With several books already under his belt (including an autobiography and a couple of novels), Barger now takes on the task of passing along some of his more practical wisdom about bikes and riding.
His new book, Let’s Ride: Sonny Barger’s Guide to Motorcycling, co-authored with Darwin Holmstrom, covers everything from the types of motorcycles that are out there to the basic controls and how to operate them to how to change your bike’s oil.
The section on how to evaluate a used bike isn’t just useful when you’re shopping, it could also be used as a checklist of things you should review to determine the condition of the bike you already own.
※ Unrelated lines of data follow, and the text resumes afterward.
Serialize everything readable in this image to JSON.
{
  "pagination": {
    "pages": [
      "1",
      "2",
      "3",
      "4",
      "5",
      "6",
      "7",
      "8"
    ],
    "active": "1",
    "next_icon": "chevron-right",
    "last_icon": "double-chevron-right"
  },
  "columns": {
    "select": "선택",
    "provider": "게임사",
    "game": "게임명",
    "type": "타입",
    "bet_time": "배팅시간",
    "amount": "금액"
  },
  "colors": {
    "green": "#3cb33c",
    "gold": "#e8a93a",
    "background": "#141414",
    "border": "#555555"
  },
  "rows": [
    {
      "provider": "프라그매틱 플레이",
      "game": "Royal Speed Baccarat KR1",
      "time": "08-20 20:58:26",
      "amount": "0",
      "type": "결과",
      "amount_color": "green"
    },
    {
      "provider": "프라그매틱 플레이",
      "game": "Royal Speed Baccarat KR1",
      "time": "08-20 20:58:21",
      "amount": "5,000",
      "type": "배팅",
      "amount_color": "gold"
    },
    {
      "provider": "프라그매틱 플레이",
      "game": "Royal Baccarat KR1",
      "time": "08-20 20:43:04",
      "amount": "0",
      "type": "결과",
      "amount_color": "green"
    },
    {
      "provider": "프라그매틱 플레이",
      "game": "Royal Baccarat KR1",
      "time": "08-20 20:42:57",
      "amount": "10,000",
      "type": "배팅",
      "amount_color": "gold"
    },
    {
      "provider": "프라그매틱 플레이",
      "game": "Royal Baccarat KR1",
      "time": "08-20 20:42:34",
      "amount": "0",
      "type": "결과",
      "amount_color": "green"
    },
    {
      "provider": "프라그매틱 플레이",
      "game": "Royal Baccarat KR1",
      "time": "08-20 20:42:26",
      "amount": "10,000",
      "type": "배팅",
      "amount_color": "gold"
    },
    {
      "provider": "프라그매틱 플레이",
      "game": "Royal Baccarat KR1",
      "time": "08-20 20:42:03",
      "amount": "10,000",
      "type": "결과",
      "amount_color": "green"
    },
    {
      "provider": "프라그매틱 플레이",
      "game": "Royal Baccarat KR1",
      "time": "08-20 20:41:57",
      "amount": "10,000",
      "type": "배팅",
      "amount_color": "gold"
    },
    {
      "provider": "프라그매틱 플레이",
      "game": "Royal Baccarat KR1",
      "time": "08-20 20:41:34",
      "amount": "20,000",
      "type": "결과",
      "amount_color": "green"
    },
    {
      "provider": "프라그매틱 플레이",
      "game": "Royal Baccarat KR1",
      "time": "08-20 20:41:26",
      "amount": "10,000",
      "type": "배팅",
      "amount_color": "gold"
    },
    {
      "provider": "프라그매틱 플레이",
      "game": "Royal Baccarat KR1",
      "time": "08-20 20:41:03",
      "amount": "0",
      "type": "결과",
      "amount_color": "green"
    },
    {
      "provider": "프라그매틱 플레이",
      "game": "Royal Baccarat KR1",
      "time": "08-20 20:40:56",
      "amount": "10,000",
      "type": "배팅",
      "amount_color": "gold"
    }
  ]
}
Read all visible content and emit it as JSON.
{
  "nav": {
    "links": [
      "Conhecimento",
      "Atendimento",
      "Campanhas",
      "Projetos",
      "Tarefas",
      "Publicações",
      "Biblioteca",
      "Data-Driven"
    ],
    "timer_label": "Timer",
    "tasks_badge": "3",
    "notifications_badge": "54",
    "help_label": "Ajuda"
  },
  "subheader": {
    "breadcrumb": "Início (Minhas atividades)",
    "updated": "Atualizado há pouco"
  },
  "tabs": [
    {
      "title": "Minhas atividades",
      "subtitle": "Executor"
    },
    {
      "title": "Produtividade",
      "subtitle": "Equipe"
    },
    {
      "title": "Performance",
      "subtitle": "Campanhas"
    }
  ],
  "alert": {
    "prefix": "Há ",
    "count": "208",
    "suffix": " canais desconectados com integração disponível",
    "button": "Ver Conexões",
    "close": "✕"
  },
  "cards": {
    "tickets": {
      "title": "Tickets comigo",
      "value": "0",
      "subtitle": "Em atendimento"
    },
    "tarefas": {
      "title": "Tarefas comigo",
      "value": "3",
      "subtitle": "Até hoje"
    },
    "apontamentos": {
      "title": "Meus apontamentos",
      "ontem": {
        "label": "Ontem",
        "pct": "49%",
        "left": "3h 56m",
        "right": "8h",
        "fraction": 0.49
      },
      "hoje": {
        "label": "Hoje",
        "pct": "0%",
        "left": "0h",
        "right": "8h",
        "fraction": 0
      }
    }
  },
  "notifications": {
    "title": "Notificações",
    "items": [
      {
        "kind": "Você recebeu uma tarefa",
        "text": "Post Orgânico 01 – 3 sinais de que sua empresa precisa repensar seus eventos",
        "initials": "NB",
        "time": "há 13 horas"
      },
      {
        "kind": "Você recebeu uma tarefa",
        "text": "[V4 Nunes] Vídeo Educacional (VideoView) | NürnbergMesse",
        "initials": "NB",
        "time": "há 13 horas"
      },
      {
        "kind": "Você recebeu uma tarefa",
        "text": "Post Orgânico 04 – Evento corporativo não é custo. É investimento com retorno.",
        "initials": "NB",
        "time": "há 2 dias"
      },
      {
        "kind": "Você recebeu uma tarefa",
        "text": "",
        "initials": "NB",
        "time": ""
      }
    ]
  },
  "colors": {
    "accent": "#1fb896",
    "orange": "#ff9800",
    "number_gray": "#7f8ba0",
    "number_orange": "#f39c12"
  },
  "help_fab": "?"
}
And, the chapter on advanced riding strategies is filled with reminders every rider – experienced or beginner – can use to stay safe on the road.
What really struck me about the book, though, was how much the world’s most infamous one-percenter and I seem to have in common.
For example, I’ve often said that motorcycling is relaxing not because it allows you to sit back and take it easy, but because when you are riding it leaves you singularly focused on your safety, the road, and the bike. At the end of the ride even though you’ve been working hard mentally, you’re still relaxed.
Sonny says the same thing:
(Focusing on road hazards) helps me prepare for potential danger, but it does more than that: it focuses my complete attention on that moment in time, so that I’m not thinking about anything other than riding my motorcycle at that place in time. It might not be the same as spending a lifetime in some Buddhist monastery, but the concentration required while riding a motorcycle is a form of focused meditation that makes all the petty distractions of day-to-day life melt away. It might seem morbid to concentrate on potential danger with such intense focus, but it clears my head. When I’m finished riding, I feel relaxed and recharged, so morbid or not, I consider it a beneficial activity.
I’m also fond of saying, “Ride like no one sees you, and those who see you want to kill you.”
Barger says the same thing, in a slightly more colorful way:
…I recommend adopting the attitude that every single person on the road is a sociopathic serial killer who has just escaped from an asylum for the criminally insane. This might seem a little pessimistic, but you’ll live longer if you assume everyone else on the road is a homicidal moron whose sole purpose is to kill you.
A few other things Barger and I have in common:
- We both think a custom chopper isn’t a good bike for a beginner.
- We both think you should buy a smaller bike to start with so you have complete control over the machine while you’re learning to ride.
- We both wear cowboy boots when we ride, and refer to the rubber soles as “grippy.”
- We’re both in the same camp when it comes to sorting out “those who have” and “those who will.”
Bottom line: the book is a good primer, shows occasional flashes of Barger’s salty humor, and offers up a lifetime of bike-riding wisdom you just can’t argue with.
Don’t forget, leave your comment with a riding tip or reason why you’d like to read the book, and you’ll be eligible to win a copy!